1 + 1 / 2 = 1
This puts Leicester at the top of the pile, with Aston Villa again at the bottom due to being ranked 20 in the attacking category and 19 in the defensive category for an overall average of 19.5 (the lowest average score of all 20 teams).
The interesting thing from the combined table is that it shows better overall correlation than key entry differential, with a total of 33 positional differences present. There are three teams judged to be in exactly the “right” positions, with the biggest outlier being Sunderland sitting nine places above where they actually finished. Their efficiency in attack in particular is what kept them up, as they attacked infrequently but could rely on scoring thanks to Defoe’s superior finishing. There is a lot of variance in the middle of the table, as tends to be the way, but the bottom two and top three remain intact.
Ultimately this method of evaluating teams shows an improvement over using key entries alone to judge performance, plus it also gives a great indication of why certain teams were able to confound expected goals models over a sustained period of time.
To round off, let’s see how attacking and defensive efficiency looks when using great chances:
The methodology used here is exactly the same, and while the total number of positional differences is identical to what it was using key entry differential (39), I am happier with how the extreme parts of the table look in this iteration.
There are still some huge moves visible, with strong teams like Manchester City (-11) and Manchester United (-12) being punished for having a lot of territorial pressure without converting it into incredibly regular chances to score. At the other end of the spectrum Crystal Palace (+10) make a huge charge based on their great chance efficiency numbers, while Newcastle (+8) again manage to avoid the drop, this time finishing in an improbable tenth!
As we have gone further down the rabbit hole it has become clearer and clearer that there is currently no “catch-all” metric to explain every element of team performance in football. I would contest that key entries maintain huge value when used in conjunction with other key performance indicators, but will accept that alone they do not provide enough information to be of a high value.
Essentially, a combination of the most proven measures of performance like goals scored and conceded, chances created and allowed plus territorial information like key entries or possession looks the best recipe to get an accurate read on an entire league. In my opinion it all comes down to the fact that some teams will be good at some things and other teams will be good at other things. Scoring and preventing goals is still the be-all/end-all, so we need to utilise every metric at our disposal to predict a team’s capacity at both ends of the pitch.
Rich Huggan (@AnalysisRich)
NB: I would be keen to know your opinions on the value of key entries as a standalone metric and/or as something to be combined with other performance indicators. Do you agree with me, or do you think Dave is right? Could we be using key entries in a better way? Should we get rid of them altogether? Could we replace them with something else? Let me know on my Twitter account (posted above) or at firstname.lastname@example.org.
Finally, I would like to send an alert to any budding data scientists out there who are frustrated with a lack of football data access. We are looking to expand upon the partnerships we have with @AnalyticsFC and @zorba138 in order to expose more people to our unique StrataData offering.

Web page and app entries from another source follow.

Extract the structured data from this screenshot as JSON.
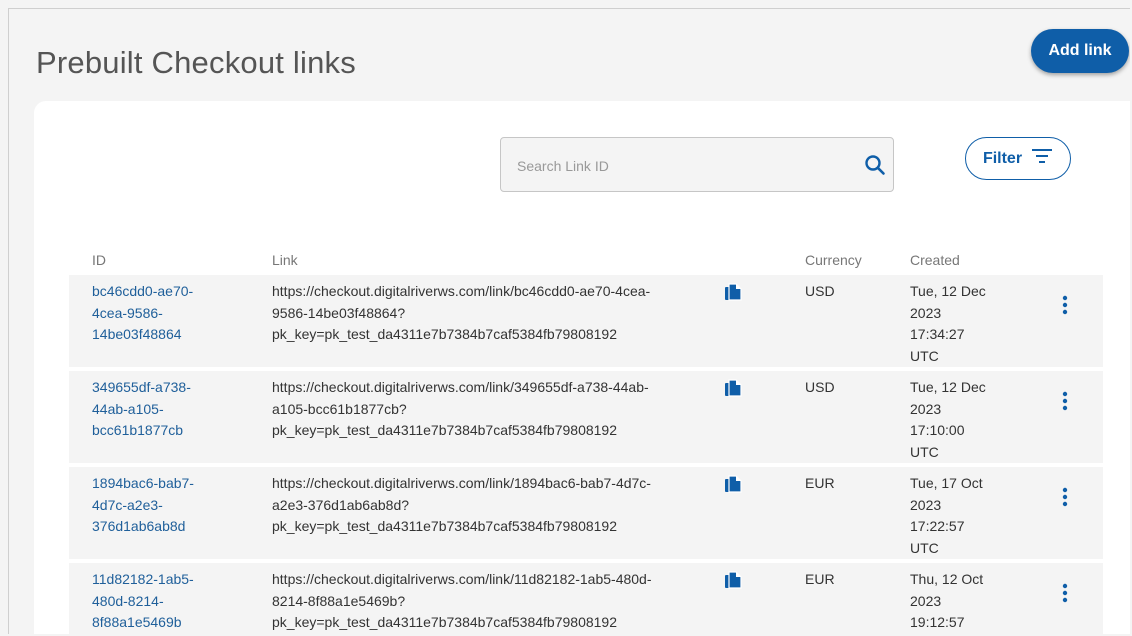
{
  "page": {
    "title": "Prebuilt Checkout links",
    "add_button": "Add link"
  },
  "toolbar": {
    "search_placeholder": "Search Link ID",
    "filter_label": "Filter"
  },
  "table": {
    "headers": {
      "id": "ID",
      "link": "Link",
      "currency": "Currency",
      "created": "Created"
    },
    "rows": [
      {
        "id": "bc46cdd0-ae70-\n4cea-9586-\n14be03f48864",
        "link": "https://checkout.digitalriverws.com/link/bc46cdd0-ae70-4cea-\n9586-14be03f48864?\npk_key=pk_test_da4311e7b7384b7caf5384fb79808192",
        "currency": "USD",
        "created": "Tue, 12 Dec\n2023\n17:34:27\nUTC"
      },
      {
        "id": "349655df-a738-\n44ab-a105-\nbcc61b1877cb",
        "link": "https://checkout.digitalriverws.com/link/349655df-a738-44ab-\na105-bcc61b1877cb?\npk_key=pk_test_da4311e7b7384b7caf5384fb79808192",
        "currency": "USD",
        "created": "Tue, 12 Dec\n2023\n17:10:00\nUTC"
      },
      {
        "id": "1894bac6-bab7-\n4d7c-a2e3-\n376d1ab6ab8d",
        "link": "https://checkout.digitalriverws.com/link/1894bac6-bab7-4d7c-\na2e3-376d1ab6ab8d?\npk_key=pk_test_da4311e7b7384b7caf5384fb79808192",
        "currency": "EUR",
        "created": "Tue, 17 Oct\n2023\n17:22:57\nUTC"
      },
      {
        "id": "11d82182-1ab5-\n480d-8214-\n8f88a1e5469b",
        "link": "https://checkout.digitalriverws.com/link/11d82182-1ab5-480d-\n8214-8f88a1e5469b?\npk_key=pk_test_da4311e7b7384b7caf5384fb79808192",
        "currency": "EUR",
        "created": "Thu, 12 Oct\n2023\n19:12:57"
      }
    ]
  },
  "icons": {
    "search": "search-icon",
    "filter": "filter-lines-icon",
    "copy": "copy-icon",
    "menu": "more-vertical-icon"
  },
  "colors": {
    "accent": "#0f5ea8",
    "link_text": "#1f5f9a",
    "row_bg": "#f4f4f4"
  }
}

We offer full API access in return for regular written content using elements of the data itself, which can be posted on external websites or any form of social media.
If you would be interested in working with us, then please get in touch via one of the suggested methods above.